▼

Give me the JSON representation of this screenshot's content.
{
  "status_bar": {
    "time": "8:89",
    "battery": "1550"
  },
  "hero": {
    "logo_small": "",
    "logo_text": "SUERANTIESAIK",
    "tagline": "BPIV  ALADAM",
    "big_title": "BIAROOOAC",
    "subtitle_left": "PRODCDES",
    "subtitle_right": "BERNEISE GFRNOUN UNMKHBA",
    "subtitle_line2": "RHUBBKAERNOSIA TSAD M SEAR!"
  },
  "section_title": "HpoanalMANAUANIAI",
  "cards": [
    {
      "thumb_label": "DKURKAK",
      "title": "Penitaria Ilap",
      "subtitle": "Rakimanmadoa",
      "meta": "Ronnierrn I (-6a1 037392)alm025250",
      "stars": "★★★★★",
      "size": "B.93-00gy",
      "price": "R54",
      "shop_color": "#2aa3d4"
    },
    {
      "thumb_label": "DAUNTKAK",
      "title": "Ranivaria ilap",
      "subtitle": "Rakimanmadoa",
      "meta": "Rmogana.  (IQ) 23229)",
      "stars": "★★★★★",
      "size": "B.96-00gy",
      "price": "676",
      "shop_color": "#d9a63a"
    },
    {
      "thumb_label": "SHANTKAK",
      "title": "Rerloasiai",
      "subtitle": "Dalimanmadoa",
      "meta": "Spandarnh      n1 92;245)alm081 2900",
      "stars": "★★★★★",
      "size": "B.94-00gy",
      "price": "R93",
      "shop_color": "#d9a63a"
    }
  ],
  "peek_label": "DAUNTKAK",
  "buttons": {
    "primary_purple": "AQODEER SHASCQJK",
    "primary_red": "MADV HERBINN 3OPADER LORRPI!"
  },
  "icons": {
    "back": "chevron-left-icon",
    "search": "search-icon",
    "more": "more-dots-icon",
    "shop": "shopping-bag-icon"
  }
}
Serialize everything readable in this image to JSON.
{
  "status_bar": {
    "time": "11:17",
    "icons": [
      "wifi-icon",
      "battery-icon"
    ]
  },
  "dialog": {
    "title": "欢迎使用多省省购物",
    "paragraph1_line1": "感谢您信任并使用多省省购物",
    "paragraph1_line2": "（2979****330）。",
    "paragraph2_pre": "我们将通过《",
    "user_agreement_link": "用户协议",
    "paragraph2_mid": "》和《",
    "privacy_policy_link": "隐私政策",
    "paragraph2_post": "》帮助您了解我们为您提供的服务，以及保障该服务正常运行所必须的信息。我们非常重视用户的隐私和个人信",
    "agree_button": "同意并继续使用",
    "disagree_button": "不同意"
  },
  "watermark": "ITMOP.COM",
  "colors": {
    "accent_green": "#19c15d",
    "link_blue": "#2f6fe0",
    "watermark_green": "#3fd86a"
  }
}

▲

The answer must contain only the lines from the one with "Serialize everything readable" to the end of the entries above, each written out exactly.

Serialize everything readable in this image to JSON.
{
  "status_bar": {
    "time": "11:17",
    "icons": [
      "wifi-icon",
      "battery-icon"
    ]
  },
  "dialog": {
    "title": "欢迎使用多省省购物",
    "paragraph1_line1": "感谢您信任并使用多省省购物",
    "paragraph1_line2": "（2979****330）。",
    "paragraph2_pre": "我们将通过《",
    "user_agreement_link": "用户协议",
    "paragraph2_mid": "》和《",
    "privacy_policy_link": "隐私政策",
    "paragraph2_post": "》帮助您了解我们为您提供的服务，以及保障该服务正常运行所必须的信息。我们非常重视用户的隐私和个人信",
    "agree_button": "同意并继续使用",
    "disagree_button": "不同意"
  },
  "watermark": "ITMOP.COM",
  "colors": {
    "accent_green": "#19c15d",
    "link_blue": "#2f6fe0",
    "watermark_green": "#3fd86a"
  }
}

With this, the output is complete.